§ Exercise
Your output should be the records below, word for word and picture-free.

§ Records supplied
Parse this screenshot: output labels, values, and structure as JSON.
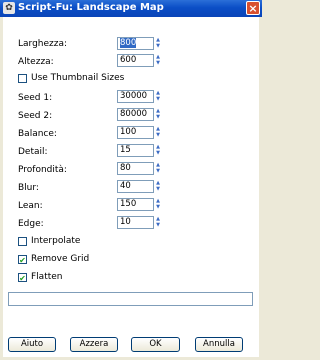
{
  "window": {
    "title": "Script-Fu: Landscape Map",
    "close_label": "×"
  },
  "fields": [
    {
      "label": "Larghezza:",
      "value": "800"
    },
    {
      "label": "Altezza:",
      "value": "600"
    },
    {
      "label": "Seed 1:",
      "value": "30000"
    },
    {
      "label": "Seed 2:",
      "value": "80000"
    },
    {
      "label": "Balance:",
      "value": "100"
    },
    {
      "label": "Detail:",
      "value": "15"
    },
    {
      "label": "Profondità:",
      "value": "80"
    },
    {
      "label": "Blur:",
      "value": "40"
    },
    {
      "label": "Lean:",
      "value": "150"
    },
    {
      "label": "Edge:",
      "value": "10"
    }
  ],
  "checkboxes": [
    {
      "label": "Use Thumbnail Sizes",
      "checked": false
    },
    {
      "label": "Interpolate",
      "checked": false
    },
    {
      "label": "Remove Grid",
      "checked": true
    },
    {
      "label": "Flatten",
      "checked": true
    }
  ],
  "text_input": {
    "value": ""
  },
  "buttons": {
    "help": "Aiuto",
    "reset": "Azzera",
    "ok": "OK",
    "cancel": "Annulla"
  },
  "icons": {
    "app": "gimp-script-fu-icon",
    "close": "close-icon",
    "spin": "spin-arrows-icon",
    "check": "checkmark-icon"
  }
}
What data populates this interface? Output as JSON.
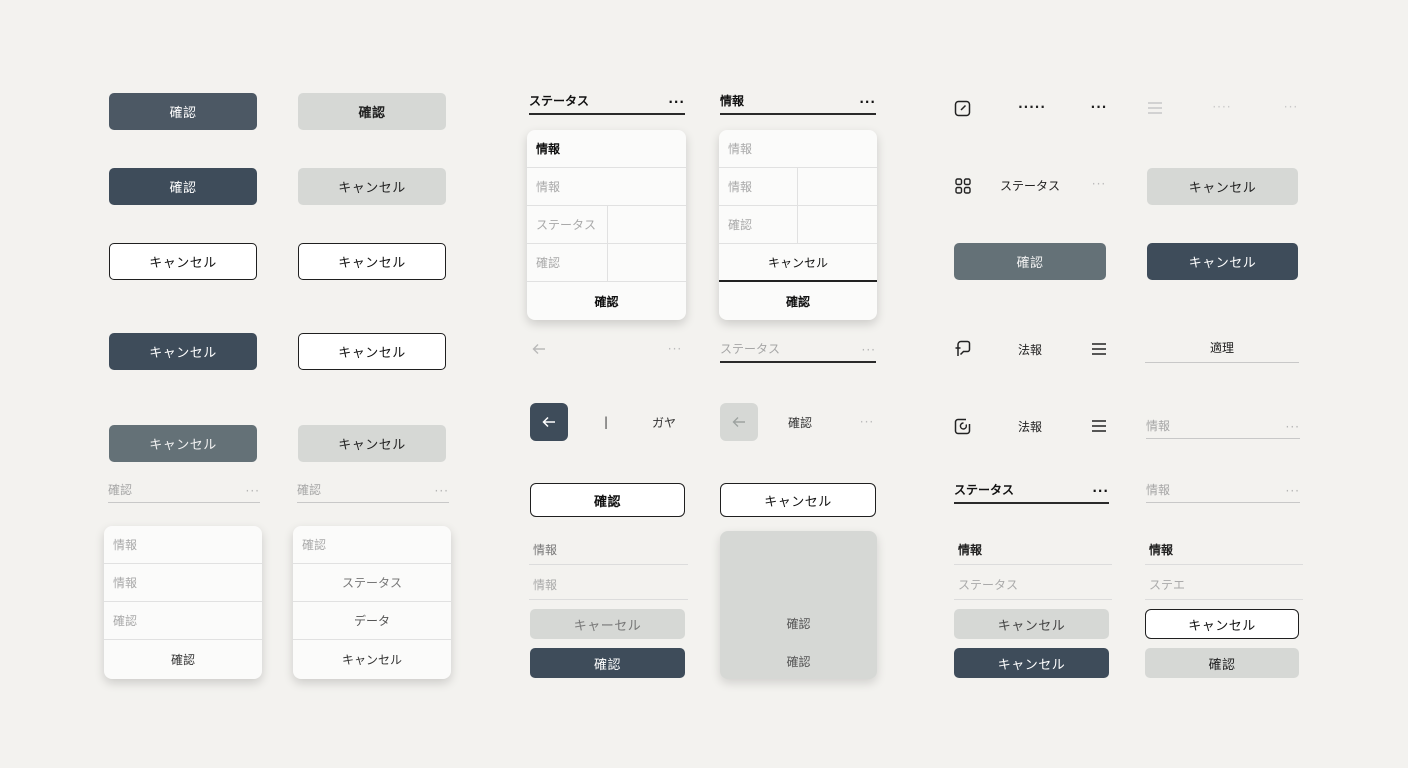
{
  "col1": {
    "b1": "確認",
    "b2": "確認",
    "b3": "キャンセル",
    "b4": "キャンセル",
    "b5": "キャンセル",
    "field": {
      "label": "確認",
      "menu": "···"
    },
    "card": [
      "情報",
      "情報",
      "確認",
      "確認"
    ]
  },
  "col2": {
    "b1": "確認",
    "b2": "キャンセル",
    "b3": "キャンセル",
    "b4": "キャンセル",
    "b5": "キャンセル",
    "field": {
      "label": "確認",
      "menu": "···"
    },
    "card": [
      "確認",
      "ステータス",
      "データ",
      "キャンセル"
    ]
  },
  "col3": {
    "field_top": {
      "label": "ステータス",
      "menu": "···"
    },
    "card": [
      "情報",
      "情報",
      "ステータス",
      "確認",
      "確認"
    ],
    "nav_menu": "···",
    "divider": "|",
    "nav_text": "ガヤ",
    "outline_button": "確認",
    "list": [
      "情報",
      "情報"
    ],
    "light_button": "キャーセル",
    "dark_button": "確認"
  },
  "col4": {
    "field_top": {
      "label": "情報",
      "menu": "···"
    },
    "card": [
      "情報",
      "情報",
      "確認",
      "キャンセル",
      "確認"
    ],
    "field_mid": {
      "label": "ステータス",
      "menu": "···"
    },
    "nav_text": "確認",
    "nav_menu": "···",
    "outline_button": "キャンセル",
    "panel": [
      "確認",
      "確認"
    ]
  },
  "col5": {
    "toolbar_dots": "·····",
    "toolbar_more": "···",
    "grid_label": "ステータス",
    "grid_more": "···",
    "gray_button": "確認",
    "row_a_text": "法報",
    "row_b_text": "法報",
    "field": {
      "label": "ステータス",
      "menu": "···"
    },
    "list": [
      "情報",
      "ステータス"
    ],
    "light_button": "キャンセル",
    "dark_button": "キャンセル"
  },
  "col6": {
    "toolbar_dots": "····",
    "toolbar_more": "···",
    "light_button": "キャンセル",
    "dark_button": "キャンセル",
    "tab_label": "適理",
    "field1": {
      "label": "情報",
      "menu": "···"
    },
    "field2": {
      "label": "情報",
      "menu": "···"
    },
    "list": [
      "情報",
      "ステエ"
    ],
    "outline_button": "キャンセル",
    "light_button2": "確認"
  },
  "colors": {
    "dark": "#3e4c5a",
    "slate": "#4c5864",
    "gray": "#647177",
    "light": "#d6d8d5",
    "background": "#f3f2ef"
  }
}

§ Exercise result
Parse this screenshot: output labels, values, and structure as JSON.
{
  "window": {
    "title": "Script-Fu: Landscape Map",
    "close_label": "×"
  },
  "fields": [
    {
      "label": "Larghezza:",
      "value": "800"
    },
    {
      "label": "Altezza:",
      "value": "600"
    },
    {
      "label": "Seed 1:",
      "value": "30000"
    },
    {
      "label": "Seed 2:",
      "value": "80000"
    },
    {
      "label": "Balance:",
      "value": "100"
    },
    {
      "label": "Detail:",
      "value": "15"
    },
    {
      "label": "Profondità:",
      "value": "80"
    },
    {
      "label": "Blur:",
      "value": "40"
    },
    {
      "label": "Lean:",
      "value": "150"
    },
    {
      "label": "Edge:",
      "value": "10"
    }
  ],
  "checkboxes": [
    {
      "label": "Use Thumbnail Sizes",
      "checked": false
    },
    {
      "label": "Interpolate",
      "checked": false
    },
    {
      "label": "Remove Grid",
      "checked": true
    },
    {
      "label": "Flatten",
      "checked": true
    }
  ],
  "text_input": {
    "value": ""
  },
  "buttons": {
    "help": "Aiuto",
    "reset": "Azzera",
    "ok": "OK",
    "cancel": "Annulla"
  },
  "icons": {
    "app": "gimp-script-fu-icon",
    "close": "close-icon",
    "spin": "spin-arrows-icon",
    "check": "checkmark-icon"
  }
}
What data populates this interface? Output as JSON.
{
  "col1": {
    "b1": "確認",
    "b2": "確認",
    "b3": "キャンセル",
    "b4": "キャンセル",
    "b5": "キャンセル",
    "field": {
      "label": "確認",
      "menu": "···"
    },
    "card": [
      "情報",
      "情報",
      "確認",
      "確認"
    ]
  },
  "col2": {
    "b1": "確認",
    "b2": "キャンセル",
    "b3": "キャンセル",
    "b4": "キャンセル",
    "b5": "キャンセル",
    "field": {
      "label": "確認",
      "menu": "···"
    },
    "card": [
      "確認",
      "ステータス",
      "データ",
      "キャンセル"
    ]
  },
  "col3": {
    "field_top": {
      "label": "ステータス",
      "menu": "···"
    },
    "card": [
      "情報",
      "情報",
      "ステータス",
      "確認",
      "確認"
    ],
    "nav_menu": "···",
    "divider": "|",
    "nav_text": "ガヤ",
    "outline_button": "確認",
    "list": [
      "情報",
      "情報"
    ],
    "light_button": "キャーセル",
    "dark_button": "確認"
  },
  "col4": {
    "field_top": {
      "label": "情報",
      "menu": "···"
    },
    "card": [
      "情報",
      "情報",
      "確認",
      "キャンセル",
      "確認"
    ],
    "field_mid": {
      "label": "ステータス",
      "menu": "···"
    },
    "nav_text": "確認",
    "nav_menu": "···",
    "outline_button": "キャンセル",
    "panel": [
      "確認",
      "確認"
    ]
  },
  "col5": {
    "toolbar_dots": "·····",
    "toolbar_more": "···",
    "grid_label": "ステータス",
    "grid_more": "···",
    "gray_button": "確認",
    "row_a_text": "法報",
    "row_b_text": "法報",
    "field": {
      "label": "ステータス",
      "menu": "···"
    },
    "list": [
      "情報",
      "ステータス"
    ],
    "light_button": "キャンセル",
    "dark_button": "キャンセル"
  },
  "col6": {
    "toolbar_dots": "····",
    "toolbar_more": "···",
    "light_button": "キャンセル",
    "dark_button": "キャンセル",
    "tab_label": "適理",
    "field1": {
      "label": "情報",
      "menu": "···"
    },
    "field2": {
      "label": "情報",
      "menu": "···"
    },
    "list": [
      "情報",
      "ステエ"
    ],
    "outline_button": "キャンセル",
    "light_button2": "確認"
  },
  "colors": {
    "dark": "#3e4c5a",
    "slate": "#4c5864",
    "gray": "#647177",
    "light": "#d6d8d5",
    "background": "#f3f2ef"
  }
}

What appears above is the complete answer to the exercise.